Appellate Judge James Wechsler wrote that a workers' compensation judge was correct in ruling that American General Media, which owns several radio stations in New Mexico, had to reimburse Sandra Lewis of Albuquerque.

The company had argued that the state's medical marijuana law created a conflict with federal law.

Head Start Program In Las Vegas To Get Federal Boost The Associated Press

A northern New Mexico school district has been awarded a federal grant of more than $8 million to expand Head Start programs.

hectore / Compfight.com

New Mexico Lake Sets Visitor Record During Holiday Weekend - The Associated Press

The Fourth of July weekend is always big at Elephant Butte Lake State Park, but this year topped them all.

State officials announced Tuesday that a total of 125,325 people visited during the holiday weekend to set an all-time visitation record.
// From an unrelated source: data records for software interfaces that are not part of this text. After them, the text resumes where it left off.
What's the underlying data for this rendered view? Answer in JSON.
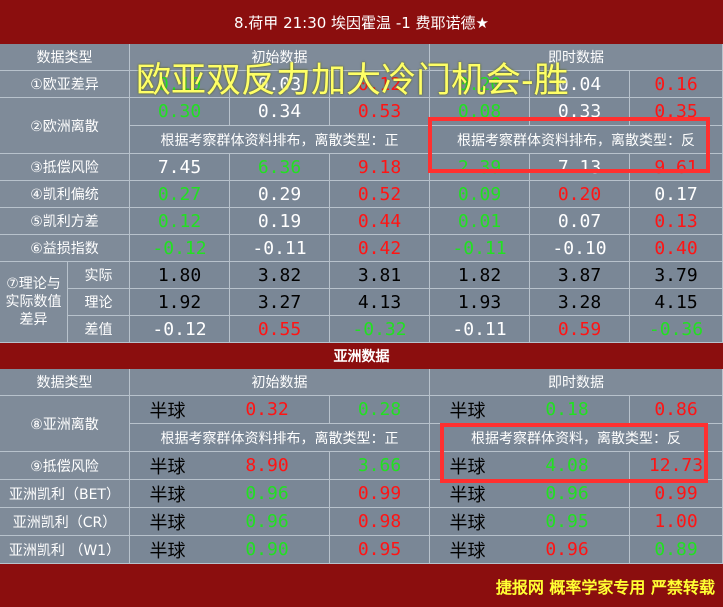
{
  "header": {
    "title": "8.荷甲 21:30 埃因霍温 -1 费耶诺德★"
  },
  "overlay_text": "欧亚双反力加大冷门机会-胜",
  "europe": {
    "col_labels": {
      "type": "数据类型",
      "initial": "初始数据",
      "live": "即时数据"
    },
    "rows": [
      {
        "label": "①欧亚差异",
        "cells": [
          {
            "v": "0.10",
            "c": "green"
          },
          {
            "v": "0.03",
            "c": "white"
          },
          {
            "v": "0.12",
            "c": "red"
          },
          {
            "v": "0.20",
            "c": "green"
          },
          {
            "v": "0.04",
            "c": "white"
          },
          {
            "v": "0.16",
            "c": "red"
          }
        ]
      },
      {
        "label": "②欧洲离散",
        "cells": [
          {
            "v": "0.30",
            "c": "green"
          },
          {
            "v": "0.34",
            "c": "white"
          },
          {
            "v": "0.53",
            "c": "red"
          },
          {
            "v": "0.08",
            "c": "green"
          },
          {
            "v": "0.33",
            "c": "white"
          },
          {
            "v": "0.35",
            "c": "red"
          }
        ],
        "notes": [
          "根据考察群体资料排布，离散类型：正",
          "根据考察群体资料排布，离散类型：反"
        ]
      },
      {
        "label": "③抵偿风险",
        "cells": [
          {
            "v": "7.45",
            "c": "white"
          },
          {
            "v": "6.36",
            "c": "green"
          },
          {
            "v": "9.18",
            "c": "red"
          },
          {
            "v": "2.39",
            "c": "green"
          },
          {
            "v": "7.13",
            "c": "white"
          },
          {
            "v": "9.61",
            "c": "red"
          }
        ]
      },
      {
        "label": "④凯利偏统",
        "cells": [
          {
            "v": "0.27",
            "c": "green"
          },
          {
            "v": "0.29",
            "c": "white"
          },
          {
            "v": "0.52",
            "c": "red"
          },
          {
            "v": "0.09",
            "c": "green"
          },
          {
            "v": "0.20",
            "c": "red"
          },
          {
            "v": "0.17",
            "c": "white"
          }
        ]
      },
      {
        "label": "⑤凯利方差",
        "cells": [
          {
            "v": "0.12",
            "c": "green"
          },
          {
            "v": "0.19",
            "c": "white"
          },
          {
            "v": "0.44",
            "c": "red"
          },
          {
            "v": "0.01",
            "c": "green"
          },
          {
            "v": "0.07",
            "c": "white"
          },
          {
            "v": "0.13",
            "c": "red"
          }
        ]
      },
      {
        "label": "⑥益损指数",
        "cells": [
          {
            "v": "-0.12",
            "c": "green"
          },
          {
            "v": "-0.11",
            "c": "white"
          },
          {
            "v": "0.42",
            "c": "red"
          },
          {
            "v": "-0.11",
            "c": "green"
          },
          {
            "v": "-0.10",
            "c": "white"
          },
          {
            "v": "0.40",
            "c": "red"
          }
        ]
      }
    ],
    "theory": {
      "label": "⑦理论与实际数值差异",
      "rows": [
        {
          "label": "实际",
          "cells": [
            {
              "v": "1.80",
              "c": "black"
            },
            {
              "v": "3.82",
              "c": "black"
            },
            {
              "v": "3.81",
              "c": "black"
            },
            {
              "v": "1.82",
              "c": "black"
            },
            {
              "v": "3.87",
              "c": "black"
            },
            {
              "v": "3.79",
              "c": "black"
            }
          ]
        },
        {
          "label": "理论",
          "cells": [
            {
              "v": "1.92",
              "c": "black"
            },
            {
              "v": "3.27",
              "c": "black"
            },
            {
              "v": "4.13",
              "c": "black"
            },
            {
              "v": "1.93",
              "c": "black"
            },
            {
              "v": "3.28",
              "c": "black"
            },
            {
              "v": "4.15",
              "c": "black"
            }
          ]
        },
        {
          "label": "差值",
          "cells": [
            {
              "v": "-0.12",
              "c": "white"
            },
            {
              "v": "0.55",
              "c": "red"
            },
            {
              "v": "-0.32",
              "c": "green"
            },
            {
              "v": "-0.11",
              "c": "white"
            },
            {
              "v": "0.59",
              "c": "red"
            },
            {
              "v": "-0.36",
              "c": "green"
            }
          ]
        }
      ]
    }
  },
  "asia": {
    "section_title": "亚洲数据",
    "col_labels": {
      "type": "数据类型",
      "initial": "初始数据",
      "live": "即时数据"
    },
    "rows": [
      {
        "label": "⑧亚洲离散",
        "ball_init": "半球",
        "ball_live": "半球",
        "cells": [
          {
            "v": "0.32",
            "c": "red"
          },
          {
            "v": "0.28",
            "c": "green"
          },
          {
            "v": "0.18",
            "c": "green"
          },
          {
            "v": "0.86",
            "c": "red"
          }
        ],
        "notes": [
          "根据考察群体资料排布，离散类型：正",
          "根据考察群体资料，离散类型：反"
        ]
      },
      {
        "label": "⑨抵偿风险",
        "ball_init": "半球",
        "ball_live": "半球",
        "cells": [
          {
            "v": "8.90",
            "c": "red"
          },
          {
            "v": "3.66",
            "c": "green"
          },
          {
            "v": "4.08",
            "c": "green"
          },
          {
            "v": "12.73",
            "c": "red"
          }
        ]
      },
      {
        "label": "亚洲凯利（BET）",
        "ball_init": "半球",
        "ball_live": "半球",
        "cells": [
          {
            "v": "0.96",
            "c": "green"
          },
          {
            "v": "0.99",
            "c": "red"
          },
          {
            "v": "0.96",
            "c": "green"
          },
          {
            "v": "0.99",
            "c": "red"
          }
        ]
      },
      {
        "label": "亚洲凯利（CR）",
        "ball_init": "半球",
        "ball_live": "半球",
        "cells": [
          {
            "v": "0.96",
            "c": "green"
          },
          {
            "v": "0.98",
            "c": "red"
          },
          {
            "v": "0.95",
            "c": "green"
          },
          {
            "v": "1.00",
            "c": "red"
          }
        ]
      },
      {
        "label": "亚洲凯利 （W1）",
        "ball_init": "半球",
        "ball_live": "半球",
        "cells": [
          {
            "v": "0.90",
            "c": "green"
          },
          {
            "v": "0.95",
            "c": "red"
          },
          {
            "v": "0.96",
            "c": "red"
          },
          {
            "v": "0.89",
            "c": "green"
          }
        ]
      }
    ]
  },
  "footer": {
    "text": "捷报网 概率学家专用 严禁转载"
  },
  "colors": {
    "header_bg": "#8b0e0e",
    "cell_bg": "#7a8796",
    "green": "#22e022",
    "red": "#ff1414",
    "footer_text": "#ffff33",
    "highlight_box": "#ff3030"
  }
}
It's also a significant increase from last year's 98,000 visitors and the 47,000 who showed up in 2013.

JadeXJustice via Flickr / Creative Commons

Record Rainfall Reported In Parts Of New Mexico – The Associated Press

The latest storm to hit central New Mexico was one for the record books.

Forecasters at the National Weather Service in Albuquerque say the rain gauge at the city's airport received 2.24 inches Monday, setting a record for 24-hour rainfall.

Some rainfall reports came in over 2 inches and more than five dozen sites in the area reported over an inch.

Meteorologist Brian Guyer says that over the last five days just about everyone in central and eastern New Mexico reported between an inch and 3 inches of rain with higher amounts up to 5 inches in the Sangre de Cristo Mountains.

With the rain have come flash flood warnings. Some damage has been reported in Santa Fe, Rio Arriba, San Miguel, McKinley and Torrance counties.

Albuquerque Police To Update Ammunition Policies - The Associated Press and Albuquerque Journal

The Albuquerque Police Department says it's making changes to better track its ammunition.

ABQ Biopark

Teens Accused Of Homeless Killings Could Be Tried As AdultsThe Associated Press & The ABQ Journal

The state's high court could decide whether teens charged alongside 18-year-old Alex Rios with beating two homeless men to death will be tried as adults.

jmonkeyq via Flickr / Creative Commons License

Officials Making Plan To Reduce San Juan River Pollution - The Daily Times, The Associated Press

Officials are working on a plan to eliminate pollution in San Juan County rivers after a study found they contain significant levels of bacteria indicating the presence of human feces.

Kirtland AFB Bulk Fuels Facility Spill Project

Pumping, Treating Of Kirtland's Jet Fuel Plume BeginsThe Associated Press

Gov. Susana Martinez says a pump-and-treat system designed to clean up a massive plume of jet fuel at the edge of Albuquerque is now in use.

She made the announcement Wednesday and praised her administration for putting pressure on the U.S. Air Force to clean up the plume.

First detected in 1999, the fuel leak is believed to have been seeping into the ground for decades. Estimates of the amount of fuel spilled range from 6 million to 24 million gallons.